Victory for developers in Westhampnett housing bid

A SCHEME for 100 homes has been approved at appeal despite the fact it will ‘join’ two villages.

A planning inspector this week upheld an appeal made by City and Urban Securities Limited, which was denied permission in November, 2012, to construct 100 homes at Maudlin Nursery Hanging Basket Centre, in Stane Street, Westhampnett.

In upholding the developer’s appeal, Jane Miles wrote: “The proposed development would join the villages of Maudlin and Westhampnett to a greater extent than is currently the case, resulting in the loss of some open land that currently provides a green and/or relatively open link to the wider rural landscape.”

However, she said, because Chichester District Council could not demonstrate a five-year supply of housing land, the scheme could help reduce the deficit.

“I find this to be a 
significant material consideration,” she wrote.

She acknowledged the ‘contentious’ gap between Westhampnett and Maudlin, but disagreed with the district council’s assertion that it was significant.

“I cannot agree with the council’s view that there is a clear sense of leaving one village before arriving at the other, or that the space between them is primarily rural in character,” she wrote in the appeal decision.

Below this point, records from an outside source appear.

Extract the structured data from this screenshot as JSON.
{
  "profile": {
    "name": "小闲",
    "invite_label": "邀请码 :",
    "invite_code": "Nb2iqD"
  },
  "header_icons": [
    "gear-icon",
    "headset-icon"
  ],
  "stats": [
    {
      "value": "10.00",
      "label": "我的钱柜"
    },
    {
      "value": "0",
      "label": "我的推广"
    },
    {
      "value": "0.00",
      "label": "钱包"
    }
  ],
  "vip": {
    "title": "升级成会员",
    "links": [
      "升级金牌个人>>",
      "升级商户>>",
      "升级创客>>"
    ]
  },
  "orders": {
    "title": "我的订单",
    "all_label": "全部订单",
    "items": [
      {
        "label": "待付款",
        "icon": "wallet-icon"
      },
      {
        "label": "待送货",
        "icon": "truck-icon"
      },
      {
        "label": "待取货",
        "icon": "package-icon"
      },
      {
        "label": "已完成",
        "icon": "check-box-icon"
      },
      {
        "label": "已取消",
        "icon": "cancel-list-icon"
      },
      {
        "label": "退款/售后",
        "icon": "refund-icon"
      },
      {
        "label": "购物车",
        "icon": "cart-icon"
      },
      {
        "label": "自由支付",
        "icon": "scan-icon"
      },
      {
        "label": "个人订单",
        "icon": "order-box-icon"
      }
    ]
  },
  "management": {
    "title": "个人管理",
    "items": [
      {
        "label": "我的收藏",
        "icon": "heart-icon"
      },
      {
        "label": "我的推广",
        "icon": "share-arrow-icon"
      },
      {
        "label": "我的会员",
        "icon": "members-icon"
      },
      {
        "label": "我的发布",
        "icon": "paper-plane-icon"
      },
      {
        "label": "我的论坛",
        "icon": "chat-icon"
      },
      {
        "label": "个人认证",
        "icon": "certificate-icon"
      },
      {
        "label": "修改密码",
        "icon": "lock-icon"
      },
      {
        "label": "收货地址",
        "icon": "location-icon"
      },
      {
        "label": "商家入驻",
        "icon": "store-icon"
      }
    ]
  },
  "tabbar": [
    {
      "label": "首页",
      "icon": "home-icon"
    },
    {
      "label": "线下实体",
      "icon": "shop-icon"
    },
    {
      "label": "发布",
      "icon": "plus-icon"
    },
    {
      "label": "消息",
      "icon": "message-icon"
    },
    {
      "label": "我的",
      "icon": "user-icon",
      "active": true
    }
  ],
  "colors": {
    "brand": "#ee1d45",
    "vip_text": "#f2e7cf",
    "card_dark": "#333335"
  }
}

She ruled the benefits of the development would outweigh any potential harm to the area.

The appeal decision came days before a decision by Chichester District Council’s planning committee to allow 11 affordable homes on land north of Gribble Lane, 
in Oving.

The combination of the 
two developments means approved developments have taken up all available capacity currently quoted at the Tangmere waste water treatment works.

District councillor Simon Oakley said developers may now follow the lead taken by the recently-permitted 112-house application in Stockbridge to propose installing package treatment plants within their sites.

Cllr Oakley has already raised concerns at planning committee and full council meetings over the plants, particularly with regard to their reliability and long-term maintenance.

He also questioned whether fragmenting the sewage treatment infrastructure network so short-term housing targets could be 
met was sustainable in the long term.